Later, he noted Rog and Kirby had several days notice of the Friday special meeting and could have made arrangements to return.
While several references were made to Rog and Kirby’s pattern of absences throughout 2020, none of the speakers made reference to the ongoing pandemic and its impact on travel.
The vote to allow Rog and Kirby to call in to the meeting failed on a 2-4 vote. Emmer and Tom Kelly voted in favor while Sauer, Holt, Rossing and Larson voted against.
Next, the council discussed whether to adjourn into closed session.
Emmer noted the accusations against Guild are public knowledge and questioned the need for a closed hearing.
“First of all I want to state we are not compelled to go into closed session,” he said. “I think everyone here is aware of the charge against Daniel Guild so I don’t see how anything we can do can have an adverse affect on him and I believe the public deserves to hear what is going on about this.”
Alderman Tom Kelly agreed with Emmer the discussion could be held in open session for the benefit of the public.
Holt joined Sauer in opposing the idea of an open session discussion.
“I think it’s a terrible idea to try to have this discussion in a public forum,” he said, adding he believes some in the community are attempting to “make this as much of a spectacle as possible.”
When asked for his input, city attorney Steve Sorenson explained he could not discuss legal strategy in public.
“There are strategies that I have to talk about with you all that frankly, you should want to have kept quiet, because you may disagree with me and that kind of a legal discussion does not belong in an open meeting,” he said.

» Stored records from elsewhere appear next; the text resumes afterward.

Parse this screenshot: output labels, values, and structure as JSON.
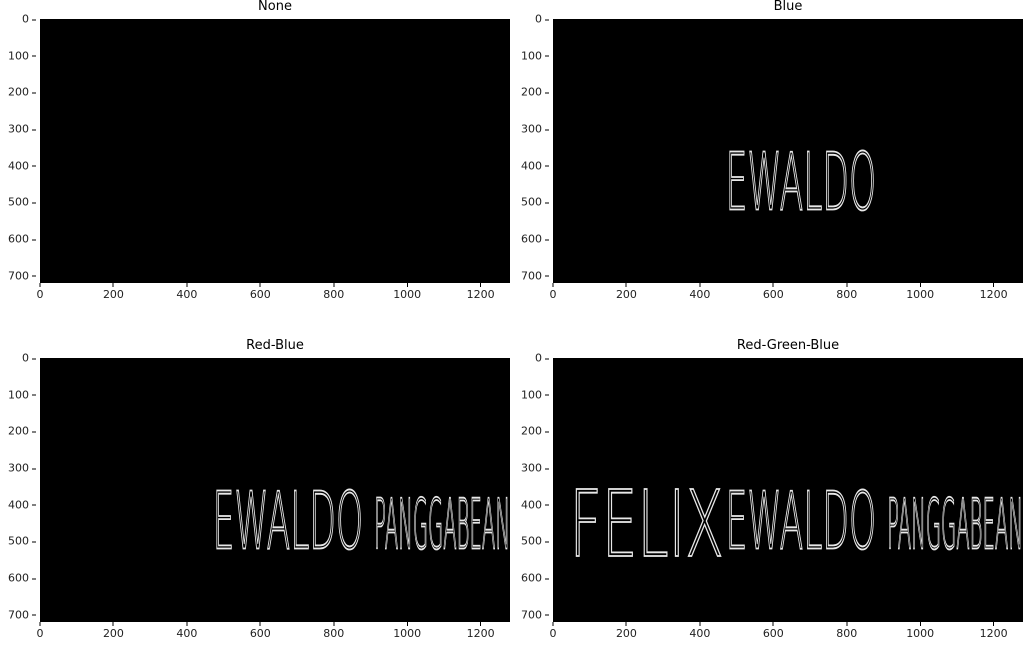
{
  "chart_data": [
    {
      "type": "image",
      "title": "None",
      "image_size": [
        1280,
        720
      ],
      "xticks": [
        0,
        200,
        400,
        600,
        800,
        1000,
        1200
      ],
      "yticks": [
        0,
        100,
        200,
        300,
        400,
        500,
        600,
        700
      ],
      "xlim": [
        0,
        1280
      ],
      "ylim": [
        720,
        0
      ],
      "handwriting": []
    },
    {
      "type": "image",
      "title": "Blue",
      "image_size": [
        1280,
        720
      ],
      "xticks": [
        0,
        200,
        400,
        600,
        800,
        1000,
        1200
      ],
      "yticks": [
        0,
        100,
        200,
        300,
        400,
        500,
        600,
        700
      ],
      "xlim": [
        0,
        1280
      ],
      "ylim": [
        720,
        0
      ],
      "handwriting": [
        {
          "text": "EWALDO",
          "x0": 470,
          "x1": 880,
          "y0": 360,
          "y1": 520
        }
      ]
    },
    {
      "type": "image",
      "title": "Red-Blue",
      "image_size": [
        1280,
        720
      ],
      "xticks": [
        0,
        200,
        400,
        600,
        800,
        1000,
        1200
      ],
      "yticks": [
        0,
        100,
        200,
        300,
        400,
        500,
        600,
        700
      ],
      "xlim": [
        0,
        1280
      ],
      "ylim": [
        720,
        0
      ],
      "handwriting": [
        {
          "text": "EWALDO",
          "x0": 470,
          "x1": 880,
          "y0": 360,
          "y1": 520
        },
        {
          "text": "PANGGABEAN",
          "x0": 910,
          "x1": 1280,
          "y0": 380,
          "y1": 520
        }
      ]
    },
    {
      "type": "image",
      "title": "Red-Green-Blue",
      "image_size": [
        1280,
        720
      ],
      "xticks": [
        0,
        200,
        400,
        600,
        800,
        1000,
        1200
      ],
      "yticks": [
        0,
        100,
        200,
        300,
        400,
        500,
        600,
        700
      ],
      "xlim": [
        0,
        1280
      ],
      "ylim": [
        720,
        0
      ],
      "handwriting": [
        {
          "text": "FELIX",
          "x0": 45,
          "x1": 465,
          "y0": 355,
          "y1": 540
        },
        {
          "text": "EWALDO",
          "x0": 470,
          "x1": 880,
          "y0": 360,
          "y1": 520
        },
        {
          "text": "PANGGABEAN",
          "x0": 910,
          "x1": 1280,
          "y0": 380,
          "y1": 520
        }
      ]
    }
  ]
}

The vote to go into closed session was 4-2, with the same breakdown as the earlier vote.
After two hours behind closed doors, the council emerged. Holt made a motion to place Guild on leave through March 30. Sauer seconded the motion and it passed on a voice vote.
After the group adjourned, Mayor Chris Frederickson told the assembled media the council will likely move its regularly scheduled March 23 meeting to the 30th.
“This basically gives time for some parts of judicial system to move forward to the next level,” he said, referring to the decision to put place Guild on leave through March 30. Depending on court developments, further action could take place during the March 30 meeting, he said.
Guild remains free on a $500 signature bond.
Misconduct in office is a class I felony that carries a maximum prison sentence of three years and six months and/or fine up to $10,000.